Gill South gets the lowdown on natural ways to improve your health and finds exercise is still number one.
I can't help thinking when I sit across from Dianna Tawharu that in olden times, say the 16th century, she would have been considered an alchemist who heals and makes people healthy.
Many a harried mum comes in to see the trained herbalist, nutritionist and naturopath at Global Health Clinic or her private practice, looking for a magic potion to heal their child's rash, raise their immune system or help with their husband's ingrown toenail.
We talk about getting healthy in summer. Summer is a good time to detox, says Dianna. She's not talking about fasting - just looking carefully at what you are eating. She suggests lots of leafy green vegetables - they provide a lot of fibre, vitamins and minerals. You should be eating three or four servings of greens a day, she says. Salad with breakfast, that's a new one. Detoxing is giving your body a spring clean, she says.

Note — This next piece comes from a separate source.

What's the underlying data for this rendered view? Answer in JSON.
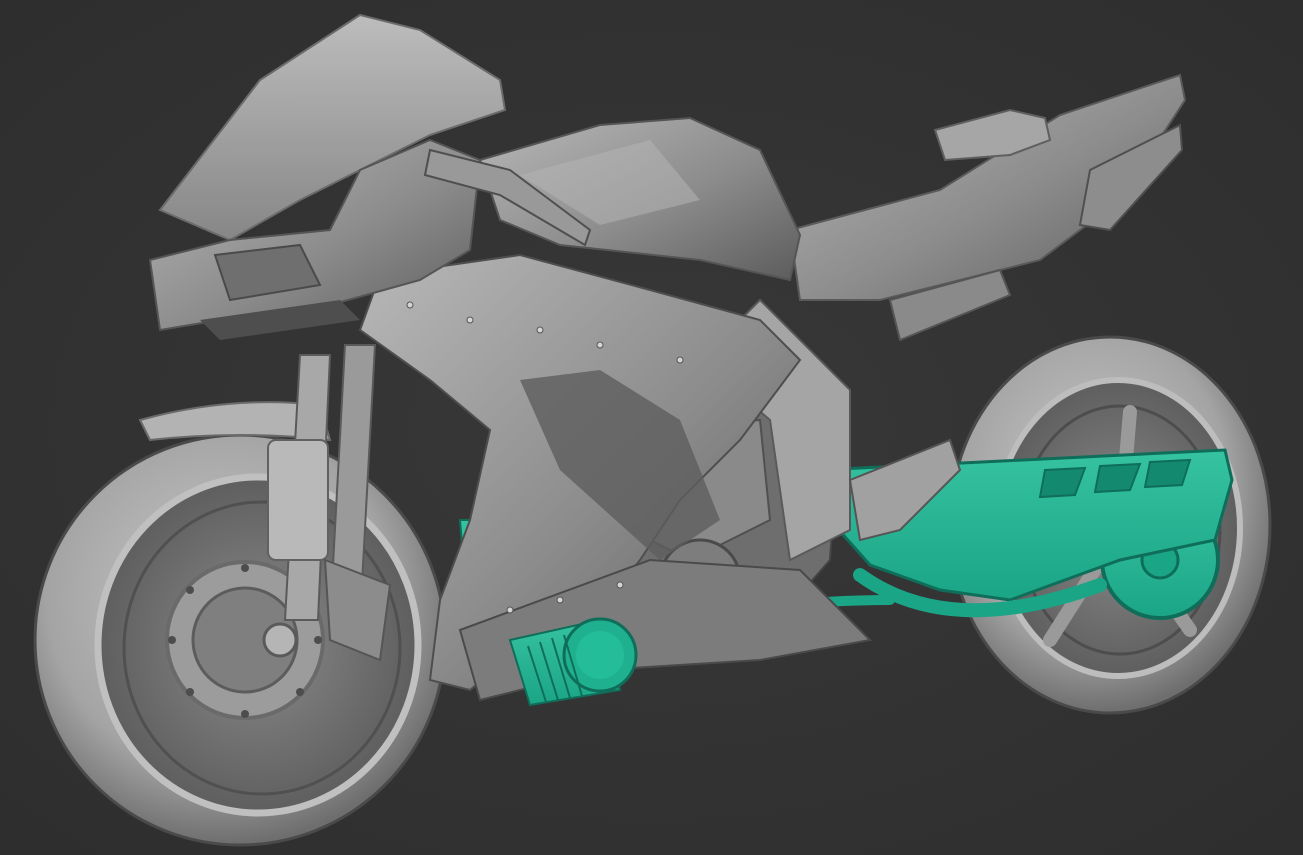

To start this process it is important to first make sure you have good bowel flora. Apparently this means having good numbers of acid-producing lactobacilli and bifidobacteria.
I assume with detoxing, you should drink lots of water. Dianna says this is true, but the quantity depends on the time of the year and how much fresh fruit and vegetables you eat, how much exercise you are doing, how much you are sweating, your bowel movements and so on. Generally between one and a half to two litres of water throughout the day is good. Some people drink three to six litres a day but may not be excreting enough and this can make them a bit puffy. They literally look waterlogged, Dianna says.

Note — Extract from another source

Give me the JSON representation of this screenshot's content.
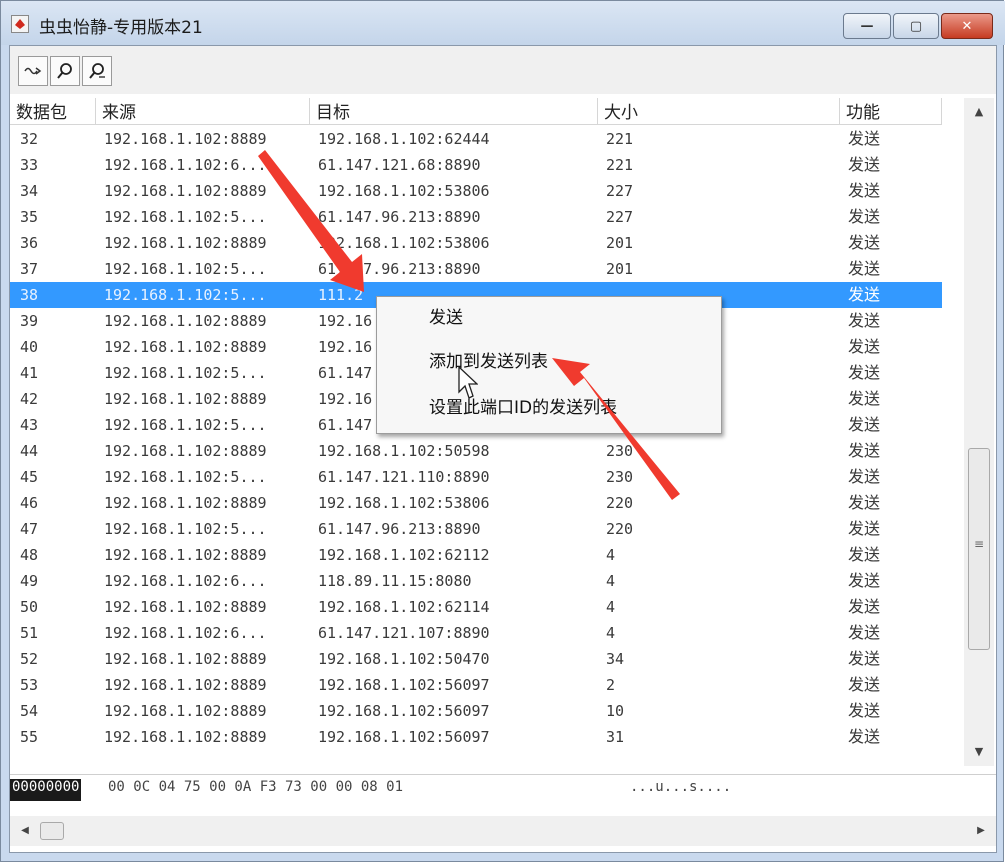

The naturopath, who used to work at Harvest Whole Foods, advises eating organic food to reduce the levels of toxins in your body. She tells me about salvesterols which are plant-derived compounds essential for wellbeing that cannot be made in the body and are supplied through our plants in our diet. The problem is that modern food selection and production methods are removing these natural antioxidants from the diet. Since agrichemicals have been introduced, the levels of salvesterols in food crops are a lot lower but if you eat organic food, you will be consuming higher levels of salvesterols. Dianna explains one reason for the disappearance of salvesterols in the diet is that they taste bitter, which consumers have become unaccustomed to. They are veges like kale, cavalo nero and endives. That bitter flavour is very important, she says.
Meanwhile the most important thing you can do for your health is to increase exercise, she says. I tell Dianna I want to swim more regularly. Swimming is a good one because it does not put stress on the joints, says Dianna. Exercise helps to maintain healthy blood sugar levels - helps to beat depression, insomnia, and probably reduces the risk of developing cancer.
After a fair bit of time in the sun, and with pale skin getting more freckled by the year, I think it's about time to get a skin check. I visit skin cancer specialist Dr Sharad Paul.